TASK DIRECTIONS:
Although the entries contain pictures, only their words should be duplicated exactly.

PROVIDED RECORDS:
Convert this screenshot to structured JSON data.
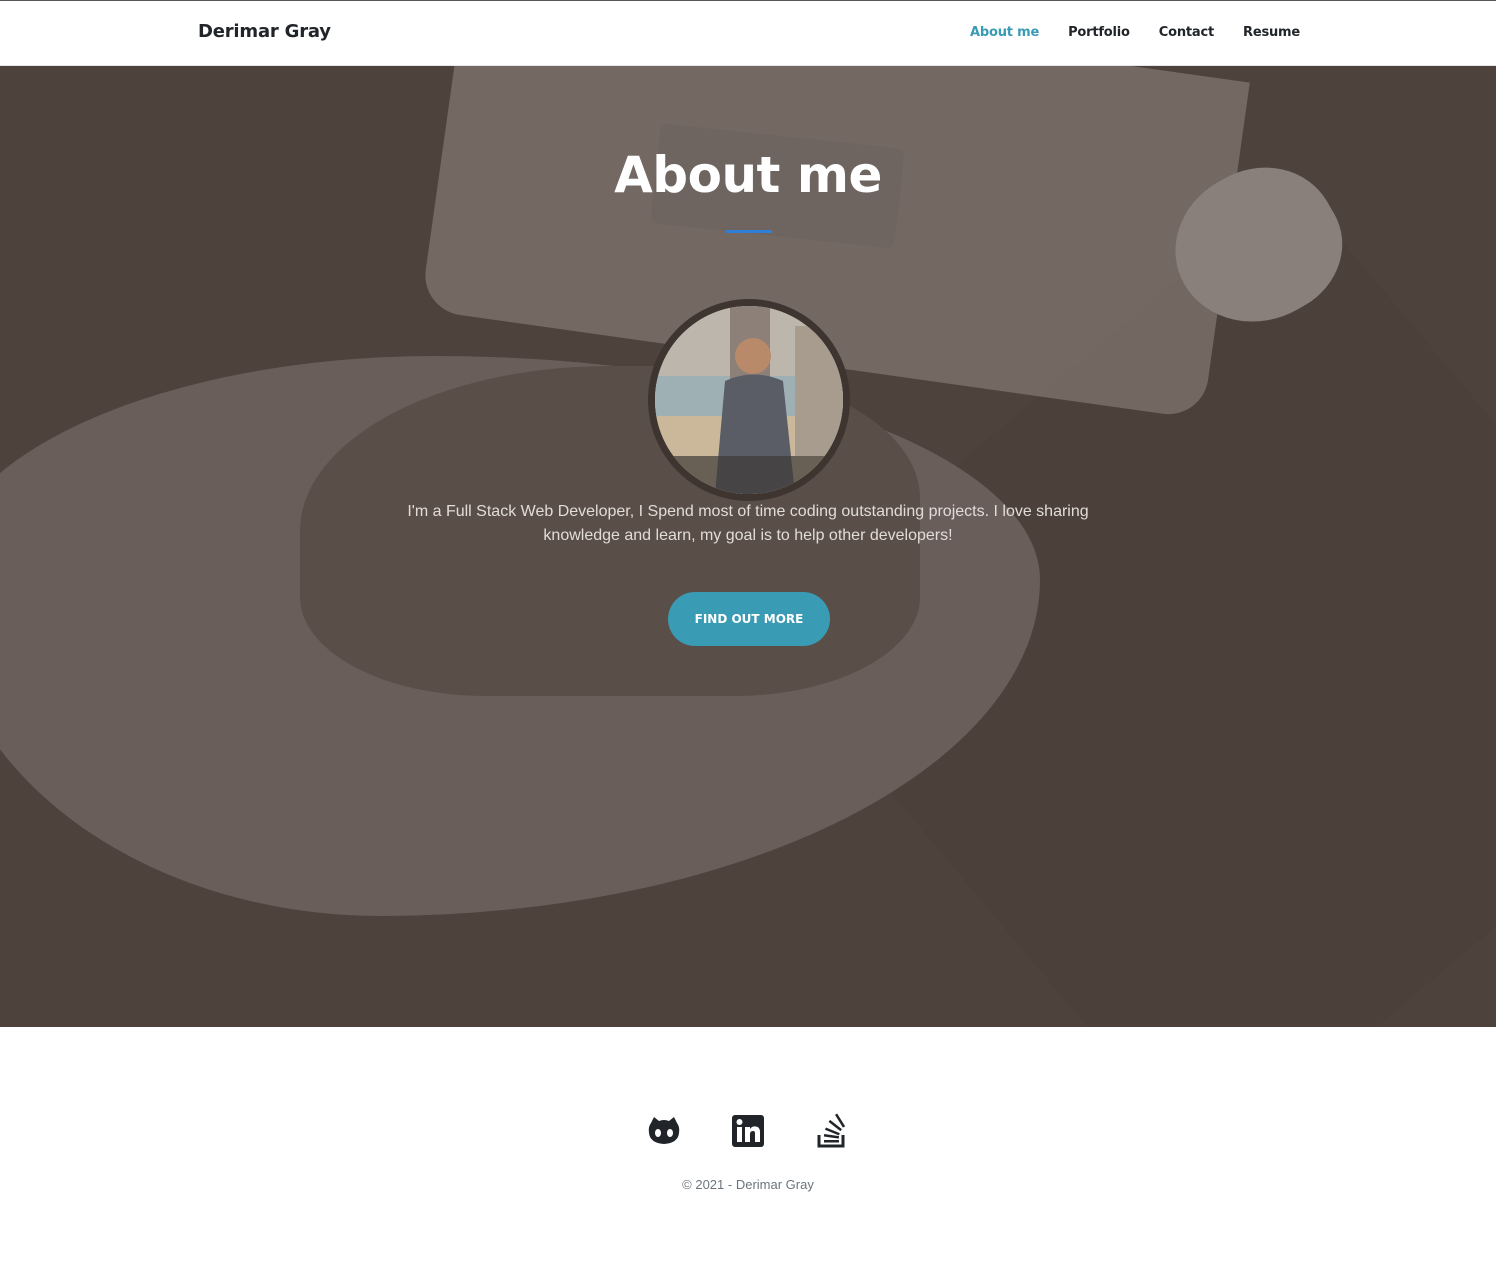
{
  "navbar": {
    "brand": "Derimar Gray",
    "links": [
      "About me",
      "Portfolio",
      "Contact",
      "Resume"
    ],
    "active": "About me"
  },
  "hero": {
    "title": "About me",
    "text": "I'm a Full Stack Web Developer, I Spend most of time coding outstanding projects. I love sharing knowledge and learn, my goal is to help other developers!",
    "cta": "FIND OUT MORE"
  },
  "footer": {
    "social": [
      "github-icon",
      "linkedin-icon",
      "stackoverflow-icon"
    ],
    "copyright": "© 2021 - Derimar Gray"
  },
  "colors": {
    "accent": "#3a9bb4",
    "rule": "#2f7fd8",
    "hero_overlay": "#4e423c"
  }
}
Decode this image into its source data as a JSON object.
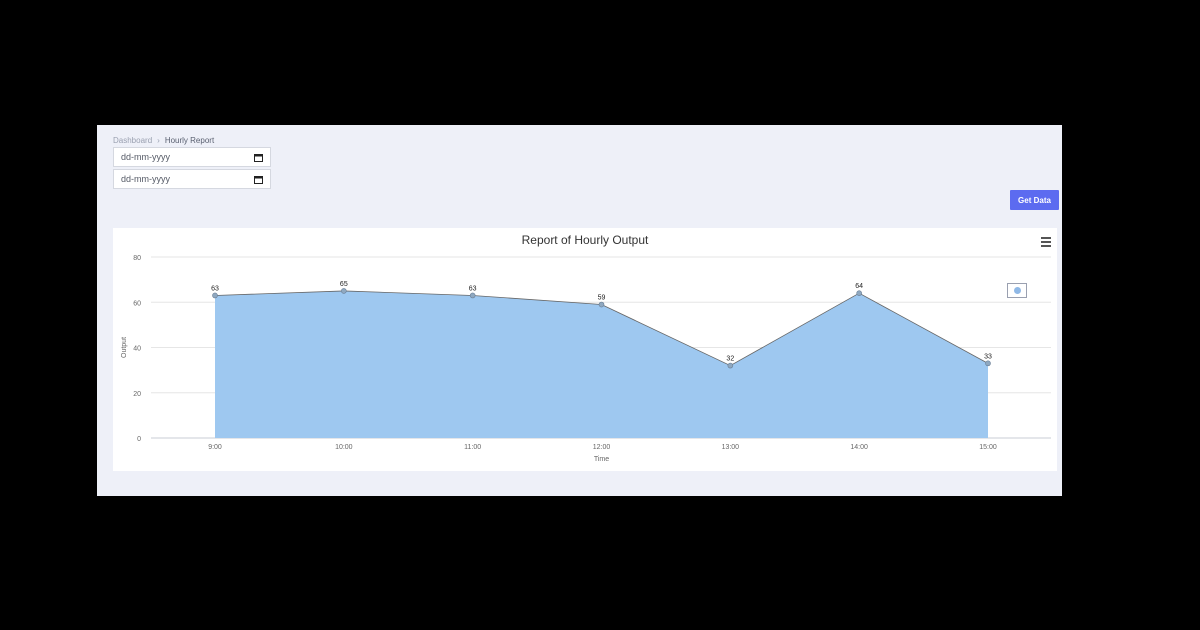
{
  "breadcrumb": {
    "root": "Dashboard",
    "separator": "›",
    "current": "Hourly Report"
  },
  "filters": {
    "start_date_placeholder": "dd-mm-yyyy",
    "end_date_placeholder": "dd-mm-yyyy"
  },
  "actions": {
    "get_data_label": "Get Data"
  },
  "colors": {
    "accent": "#5c6bf0",
    "area_fill": "#9ec8f0",
    "line": "#666666"
  },
  "chart_data": {
    "type": "area",
    "title": "Report of Hourly Output",
    "xlabel": "Time",
    "ylabel": "Output",
    "categories": [
      "9:00",
      "10:00",
      "11:00",
      "12:00",
      "13:00",
      "14:00",
      "15:00"
    ],
    "values": [
      63,
      65,
      63,
      59,
      32,
      64,
      33
    ],
    "ylim": [
      0,
      80
    ],
    "yticks": [
      0,
      20,
      40,
      60,
      80
    ],
    "grid": true,
    "legend": "top-right"
  }
}
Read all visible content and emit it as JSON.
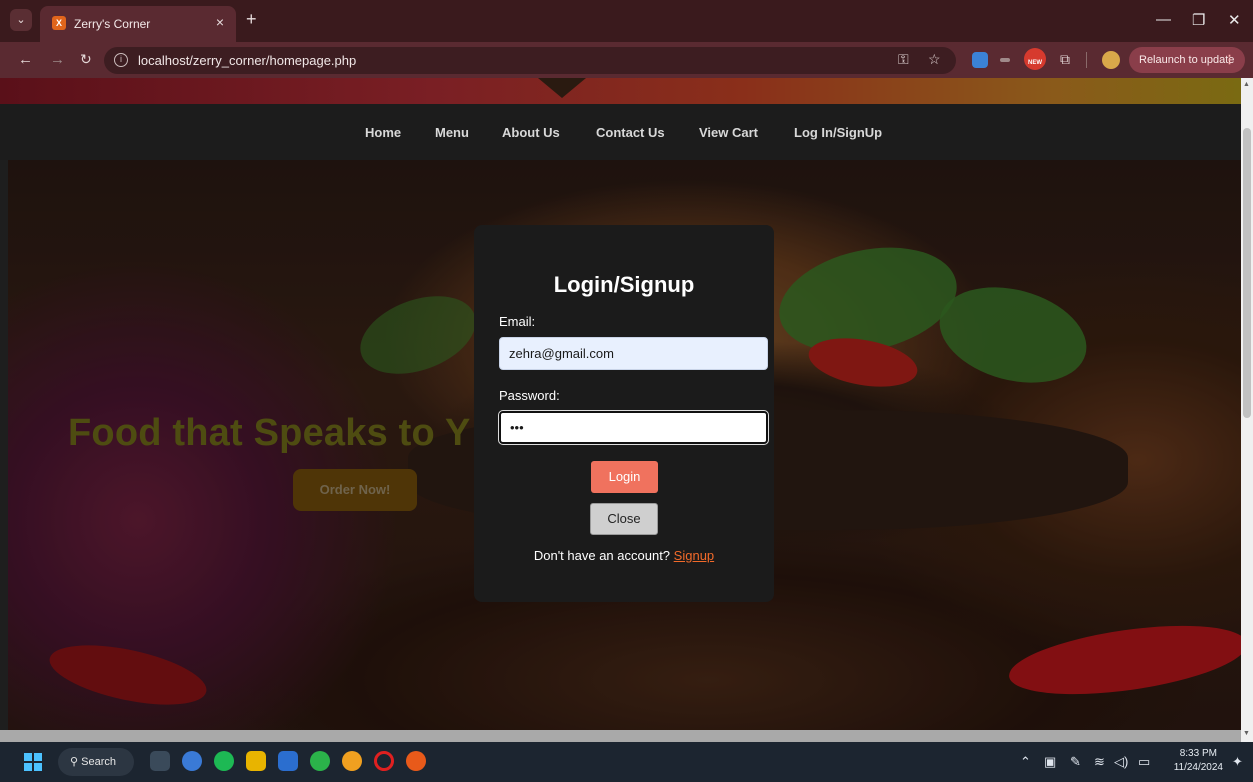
{
  "browser": {
    "tab_title": "Zerry's Corner",
    "tab_close": "×",
    "new_tab": "+",
    "url": "localhost/zerry_corner/homepage.php",
    "relaunch_label": "Relaunch to update",
    "relaunch_menu": "⋮",
    "ext_badge": "NEW"
  },
  "nav": {
    "items": [
      "Home",
      "Menu",
      "About Us",
      "Contact Us",
      "View Cart",
      "Log In/SignUp"
    ]
  },
  "hero": {
    "title": "Food that Speaks to Y",
    "order_button": "Order Now!"
  },
  "modal": {
    "title": "Login/Signup",
    "email_label": "Email:",
    "email_value": "zehra@gmail.com",
    "password_label": "Password:",
    "password_value": "•••",
    "login_button": "Login",
    "close_button": "Close",
    "signup_prompt": "Don't have an account?",
    "signup_link": "Signup"
  },
  "taskbar": {
    "search_label": "Search",
    "time": "8:33 PM",
    "date": "11/24/2024"
  },
  "colors": {
    "login_button": "#f0725e",
    "signup_link": "#f26a2a",
    "hero_title": "#6d6a18",
    "order_button": "#6e4a0a"
  }
}
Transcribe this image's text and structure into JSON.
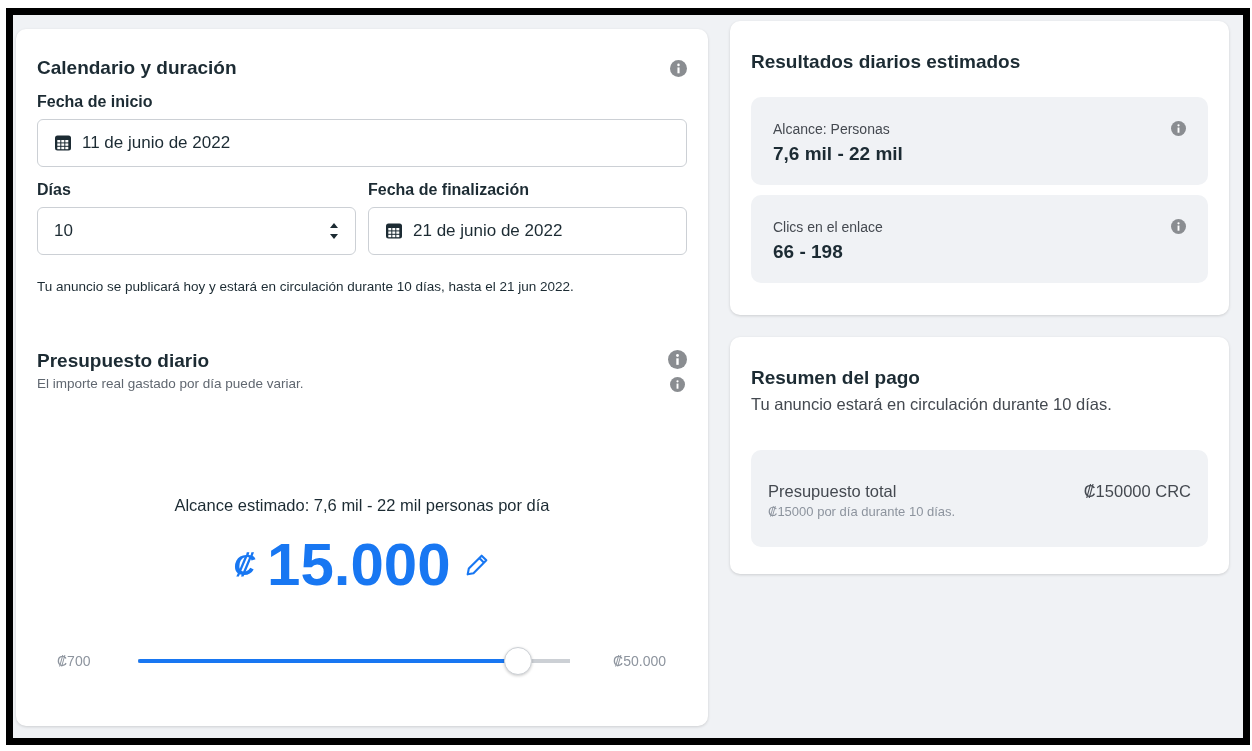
{
  "schedule": {
    "title": "Calendario y duración",
    "start_label": "Fecha de inicio",
    "start_value": "11 de junio de 2022",
    "days_label": "Días",
    "days_value": "10",
    "end_label": "Fecha de finalización",
    "end_value": "21 de junio de 2022",
    "note": "Tu anuncio se publicará hoy y estará en circulación durante 10 días, hasta el 21 jun 2022."
  },
  "budget": {
    "title": "Presupuesto diario",
    "subtitle": "El importe real gastado por día puede variar.",
    "reach": "Alcance estimado: 7,6 mil - 22 mil personas por día",
    "currency": "₡",
    "amount": "15.000",
    "slider": {
      "min": "₡700",
      "max": "₡50.000",
      "level": 0.88
    }
  },
  "results": {
    "title": "Resultados diarios estimados",
    "metrics": [
      {
        "label": "Alcance: Personas",
        "value": "7,6 mil - 22 mil"
      },
      {
        "label": "Clics en el enlace",
        "value": "66 - 198"
      }
    ]
  },
  "payment": {
    "title": "Resumen del pago",
    "subtitle": "Tu anuncio estará en circulación durante 10 días.",
    "total_label": "Presupuesto total",
    "total_value": "₡150000 CRC",
    "total_detail": "₡15000 por día durante 10 días."
  }
}
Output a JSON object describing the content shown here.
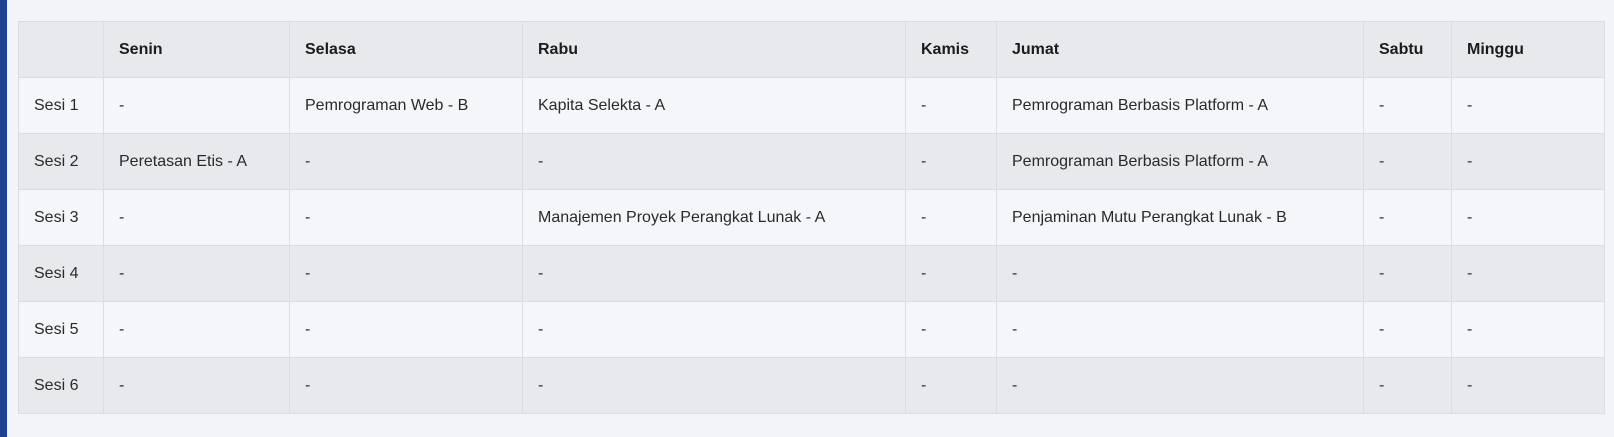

ANSWER SECTION:
Convert this screenshot to structured JSON data.
{
  "navbar": {
    "brand": "Derimar Gray",
    "links": [
      "About me",
      "Portfolio",
      "Contact",
      "Resume"
    ],
    "active": "About me"
  },
  "hero": {
    "title": "About me",
    "text": "I'm a Full Stack Web Developer, I Spend most of time coding outstanding projects. I love sharing knowledge and learn, my goal is to help other developers!",
    "cta": "FIND OUT MORE"
  },
  "footer": {
    "social": [
      "github-icon",
      "linkedin-icon",
      "stackoverflow-icon"
    ],
    "copyright": "© 2021 - Derimar Gray"
  },
  "colors": {
    "accent": "#3a9bb4",
    "rule": "#2f7fd8",
    "hero_overlay": "#4e423c"
  }
}
Decode this image into its source data as a JSON object.
{
  "breadcrumb": {
    "root": "Dashboard",
    "separator": "›",
    "current": "Hourly Report"
  },
  "filters": {
    "start_date_placeholder": "dd-mm-yyyy",
    "end_date_placeholder": "dd-mm-yyyy"
  },
  "actions": {
    "get_data_label": "Get Data"
  },
  "colors": {
    "accent": "#5c6bf0",
    "area_fill": "#9ec8f0",
    "line": "#666666"
  },
  "chart_data": {
    "type": "area",
    "title": "Report of Hourly Output",
    "xlabel": "Time",
    "ylabel": "Output",
    "categories": [
      "9:00",
      "10:00",
      "11:00",
      "12:00",
      "13:00",
      "14:00",
      "15:00"
    ],
    "values": [
      63,
      65,
      63,
      59,
      32,
      64,
      33
    ],
    "ylim": [
      0,
      80
    ],
    "yticks": [
      0,
      20,
      40,
      60,
      80
    ],
    "grid": true,
    "legend": "top-right"
  }
}
Read all visible content and emit it as JSON.
{
  "browser": {
    "tab_title": "Zerry's Corner",
    "tab_close": "×",
    "new_tab": "+",
    "url": "localhost/zerry_corner/homepage.php",
    "relaunch_label": "Relaunch to update",
    "relaunch_menu": "⋮",
    "ext_badge": "NEW"
  },
  "nav": {
    "items": [
      "Home",
      "Menu",
      "About Us",
      "Contact Us",
      "View Cart",
      "Log In/SignUp"
    ]
  },
  "hero": {
    "title": "Food that Speaks to Y",
    "order_button": "Order Now!"
  },
  "modal": {
    "title": "Login/Signup",
    "email_label": "Email:",
    "email_value": "zehra@gmail.com",
    "password_label": "Password:",
    "password_value": "•••",
    "login_button": "Login",
    "close_button": "Close",
    "signup_prompt": "Don't have an account?",
    "signup_link": "Signup"
  },
  "taskbar": {
    "search_label": "Search",
    "time": "8:33 PM",
    "date": "11/24/2024"
  },
  "colors": {
    "login_button": "#f0725e",
    "signup_link": "#f26a2a",
    "hero_title": "#6d6a18",
    "order_button": "#6e4a0a"
  }
}
Transcribe this image's text and structure into JSON.
{
  "schedule": {
    "title": "Calendario y duración",
    "start_label": "Fecha de inicio",
    "start_value": "11 de junio de 2022",
    "days_label": "Días",
    "days_value": "10",
    "end_label": "Fecha de finalización",
    "end_value": "21 de junio de 2022",
    "note": "Tu anuncio se publicará hoy y estará en circulación durante 10 días, hasta el 21 jun 2022."
  },
  "budget": {
    "title": "Presupuesto diario",
    "subtitle": "El importe real gastado por día puede variar.",
    "reach": "Alcance estimado: 7,6 mil - 22 mil personas por día",
    "currency": "₡",
    "amount": "15.000",
    "slider": {
      "min": "₡700",
      "max": "₡50.000",
      "level": 0.88
    }
  },
  "results": {
    "title": "Resultados diarios estimados",
    "metrics": [
      {
        "label": "Alcance: Personas",
        "value": "7,6 mil - 22 mil"
      },
      {
        "label": "Clics en el enlace",
        "value": "66 - 198"
      }
    ]
  },
  "payment": {
    "title": "Resumen del pago",
    "subtitle": "Tu anuncio estará en circulación durante 10 días.",
    "total_label": "Presupuesto total",
    "total_value": "₡150000 CRC",
    "total_detail": "₡15000 por día durante 10 días."
  }
}
Output a JSON object describing the content shown here.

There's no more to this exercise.